"When did he say that," Co-Chair Ikeda wanted to know (he was told it was about a month ago, perhaps), because last Monday, the President told the SEC that the Law School would not be privatized, but might become more nearly "self-sustaining."
Another person asked SVP Eastman if the College of Tropical Agriculture had been ordered by the Administration to cut programs in order to save money, because the Dean had done so, under that excuse, last week.
SVP Eastman replied that there was no such order, and could not be because of the procedures, already well discussed today, that would have to be followed before such a decision could possibly be made.
A Senator in the Business School wanted to know why more was not being done to assess, and then explain, the financial value of the University to the State.
After explaining that the UH Publicity Office has a staff only of 2 and 1/2 people, a person from that office said that in fact that is exactly what the Law School is doing. She encouraged other programs to do the same, and that her office would assist in any way possible.
OVPAA Tom Bopp rose to make several comments. He wanted to assure everyone that nothing can happen until the BOR gets itself together. There are so many new Regents that they have not yet jelled into either a coherent whole or a set of factions. In addition, the Sunshine Laws of the State make it illegal for two members of the Regents even to get together for beer and talk over University matters. So there have been no secret meetings, and won't be. The one closed meeting, mentioned on the "Tentative Schedule of Meetings," is for those matters which State law requires be kept confidential (involving law suits, for example).

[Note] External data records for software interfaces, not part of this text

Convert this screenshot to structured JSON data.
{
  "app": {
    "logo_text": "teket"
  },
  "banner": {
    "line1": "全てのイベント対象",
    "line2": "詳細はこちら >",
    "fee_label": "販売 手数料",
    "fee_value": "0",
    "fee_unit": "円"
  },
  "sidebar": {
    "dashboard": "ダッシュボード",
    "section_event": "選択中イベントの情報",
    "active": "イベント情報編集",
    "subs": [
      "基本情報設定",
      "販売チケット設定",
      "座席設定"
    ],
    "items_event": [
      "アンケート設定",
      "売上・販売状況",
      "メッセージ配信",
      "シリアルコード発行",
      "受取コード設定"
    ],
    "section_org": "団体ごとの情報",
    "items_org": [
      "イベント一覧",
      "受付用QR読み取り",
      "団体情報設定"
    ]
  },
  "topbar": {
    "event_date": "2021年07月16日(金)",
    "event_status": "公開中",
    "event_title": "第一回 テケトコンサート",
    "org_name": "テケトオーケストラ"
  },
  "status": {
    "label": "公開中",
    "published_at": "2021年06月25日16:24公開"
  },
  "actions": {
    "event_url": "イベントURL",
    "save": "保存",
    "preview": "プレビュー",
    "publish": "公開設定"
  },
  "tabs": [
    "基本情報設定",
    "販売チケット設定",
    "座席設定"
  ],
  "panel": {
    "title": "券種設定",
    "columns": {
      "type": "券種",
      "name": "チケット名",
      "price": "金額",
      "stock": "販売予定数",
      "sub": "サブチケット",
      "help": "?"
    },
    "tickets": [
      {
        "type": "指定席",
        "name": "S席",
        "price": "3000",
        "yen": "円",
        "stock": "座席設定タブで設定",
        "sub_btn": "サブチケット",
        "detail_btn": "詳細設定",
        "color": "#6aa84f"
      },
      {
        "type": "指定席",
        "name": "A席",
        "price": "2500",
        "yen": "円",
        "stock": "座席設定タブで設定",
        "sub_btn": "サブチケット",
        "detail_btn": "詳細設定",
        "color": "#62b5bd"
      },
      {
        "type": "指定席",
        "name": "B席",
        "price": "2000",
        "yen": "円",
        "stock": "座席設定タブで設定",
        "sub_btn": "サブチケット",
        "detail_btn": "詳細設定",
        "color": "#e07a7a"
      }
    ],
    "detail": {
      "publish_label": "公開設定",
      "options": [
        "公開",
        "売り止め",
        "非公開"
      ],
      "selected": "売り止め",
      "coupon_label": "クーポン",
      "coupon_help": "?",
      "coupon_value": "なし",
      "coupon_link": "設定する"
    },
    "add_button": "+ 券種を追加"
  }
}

Bopp also said that he thought perhaps SVP Eastman had misspoken when she used the term "retrenchment resolution"; that as far as he knew, the President was not seeking such a resolution when he was asking the BOR to pass a resolution "directing the President to do whatever is necessary to sustain the vitality and viability of the University of Hawaii."
Co-Chair Kay urged Senators to send her their responses to the memo from SVP Imai concerning changes in mail and copying services on UHM.
Several people then asked whether the Senate was going to consider the Budget Committee resolution which had been passed out.
Some discussion followed which indicated the draft was too weak and otherwise flawed. Nor was there a quorum in the house. The draft was therefore referred back to the SEC for further refinement
Co-Chair Ikeda adjourned the meeting at 4:48 PM